=== Records to process ===

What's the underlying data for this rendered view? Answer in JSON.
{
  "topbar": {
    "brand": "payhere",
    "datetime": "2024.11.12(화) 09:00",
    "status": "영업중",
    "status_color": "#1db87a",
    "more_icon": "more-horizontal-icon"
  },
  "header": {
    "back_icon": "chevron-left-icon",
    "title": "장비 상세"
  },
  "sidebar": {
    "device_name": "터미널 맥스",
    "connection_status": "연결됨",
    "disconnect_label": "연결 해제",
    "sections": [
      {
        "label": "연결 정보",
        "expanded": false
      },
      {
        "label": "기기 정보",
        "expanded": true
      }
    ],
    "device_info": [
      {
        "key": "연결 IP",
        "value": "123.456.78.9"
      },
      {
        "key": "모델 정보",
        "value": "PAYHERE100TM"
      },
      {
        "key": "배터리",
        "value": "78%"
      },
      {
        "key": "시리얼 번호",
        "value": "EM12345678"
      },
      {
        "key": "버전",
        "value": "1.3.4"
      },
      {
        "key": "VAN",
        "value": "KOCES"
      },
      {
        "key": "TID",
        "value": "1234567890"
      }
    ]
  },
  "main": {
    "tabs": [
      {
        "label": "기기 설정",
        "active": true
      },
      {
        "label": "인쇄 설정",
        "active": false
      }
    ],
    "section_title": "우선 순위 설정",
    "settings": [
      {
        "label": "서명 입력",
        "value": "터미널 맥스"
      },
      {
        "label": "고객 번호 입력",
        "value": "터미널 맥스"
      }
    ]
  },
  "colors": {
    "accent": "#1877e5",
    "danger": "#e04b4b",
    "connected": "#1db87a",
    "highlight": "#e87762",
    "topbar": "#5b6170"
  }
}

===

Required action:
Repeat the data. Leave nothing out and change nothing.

Your response:
What's the underlying data for this rendered view? Answer in JSON.
{
  "topbar": {
    "brand": "payhere",
    "datetime": "2024.11.12(화) 09:00",
    "status": "영업중",
    "status_color": "#1db87a",
    "more_icon": "more-horizontal-icon"
  },
  "header": {
    "back_icon": "chevron-left-icon",
    "title": "장비 상세"
  },
  "sidebar": {
    "device_name": "터미널 맥스",
    "connection_status": "연결됨",
    "disconnect_label": "연결 해제",
    "sections": [
      {
        "label": "연결 정보",
        "expanded": false
      },
      {
        "label": "기기 정보",
        "expanded": true
      }
    ],
    "device_info": [
      {
        "key": "연결 IP",
        "value": "123.456.78.9"
      },
      {
        "key": "모델 정보",
        "value": "PAYHERE100TM"
      },
      {
        "key": "배터리",
        "value": "78%"
      },
      {
        "key": "시리얼 번호",
        "value": "EM12345678"
      },
      {
        "key": "버전",
        "value": "1.3.4"
      },
      {
        "key": "VAN",
        "value": "KOCES"
      },
      {
        "key": "TID",
        "value": "1234567890"
      }
    ]
  },
  "main": {
    "tabs": [
      {
        "label": "기기 설정",
        "active": true
      },
      {
        "label": "인쇄 설정",
        "active": false
      }
    ],
    "section_title": "우선 순위 설정",
    "settings": [
      {
        "label": "서명 입력",
        "value": "터미널 맥스"
      },
      {
        "label": "고객 번호 입력",
        "value": "터미널 맥스"
      }
    ]
  },
  "colors": {
    "accent": "#1877e5",
    "danger": "#e04b4b",
    "connected": "#1db87a",
    "highlight": "#e87762",
    "topbar": "#5b6170"
  }
}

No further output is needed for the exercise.